For the best results, a person should do this several times a day for 3 or 4 consecutive days.

A person can also hold a warm flannel against the affected area and take oral painkillers can at the same time.

Antibiotics and painkillers

Doctors do not routinely prescribe antibiotics for Bartholin’s gland cysts. Broad-spectrum antibiotics are useful if the cyst turns into an abscess or if cellulitis is present.

Antibiotics have not been shown to prevent the cysts from coming back. People can take painkillers if the pain is severe.

Gland removal

If cyst recurrence is an issue, doctors can surgically remove the Bartholin’s duct glands. This surgery takes place under general anesthetic and takes about an hour.

Doctors may recommend surgery for people over the age of 40 who have newly developed cysts. The reason for this is that vulvar cancer can cause lesions in this area, so any new ones should be examined in the lab. Postmenopausal women are most likely to develop this form of cancer.

Around 1 in every 50 women will develop a Bartholin’s cyst or abscess. Sexually active women aged between 20 and 30 are most likely to develop them. Not all of these women will require marsupialization, however.

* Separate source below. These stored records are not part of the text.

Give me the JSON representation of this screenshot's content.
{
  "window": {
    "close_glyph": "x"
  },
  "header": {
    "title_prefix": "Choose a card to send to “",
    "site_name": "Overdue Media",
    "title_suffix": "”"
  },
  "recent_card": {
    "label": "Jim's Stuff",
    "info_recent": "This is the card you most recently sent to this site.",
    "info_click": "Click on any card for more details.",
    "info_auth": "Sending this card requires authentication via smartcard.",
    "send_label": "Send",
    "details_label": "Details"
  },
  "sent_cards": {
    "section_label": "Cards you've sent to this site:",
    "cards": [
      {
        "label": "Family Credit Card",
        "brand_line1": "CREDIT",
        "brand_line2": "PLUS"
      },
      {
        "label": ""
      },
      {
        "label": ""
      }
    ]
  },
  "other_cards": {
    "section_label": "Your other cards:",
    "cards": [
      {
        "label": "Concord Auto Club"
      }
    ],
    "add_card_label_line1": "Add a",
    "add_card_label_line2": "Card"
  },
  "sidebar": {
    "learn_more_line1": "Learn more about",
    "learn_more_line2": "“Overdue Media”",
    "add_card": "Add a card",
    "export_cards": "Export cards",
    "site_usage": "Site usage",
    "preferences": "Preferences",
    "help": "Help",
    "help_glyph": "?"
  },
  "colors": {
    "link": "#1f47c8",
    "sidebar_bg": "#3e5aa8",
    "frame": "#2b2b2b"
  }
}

Marsupialization is an effective treatment. A systematic review of studies reported no recurrences of Bartholin’s cysts following marsupialization on 70 people who researchers followed for 1 month after the procedure.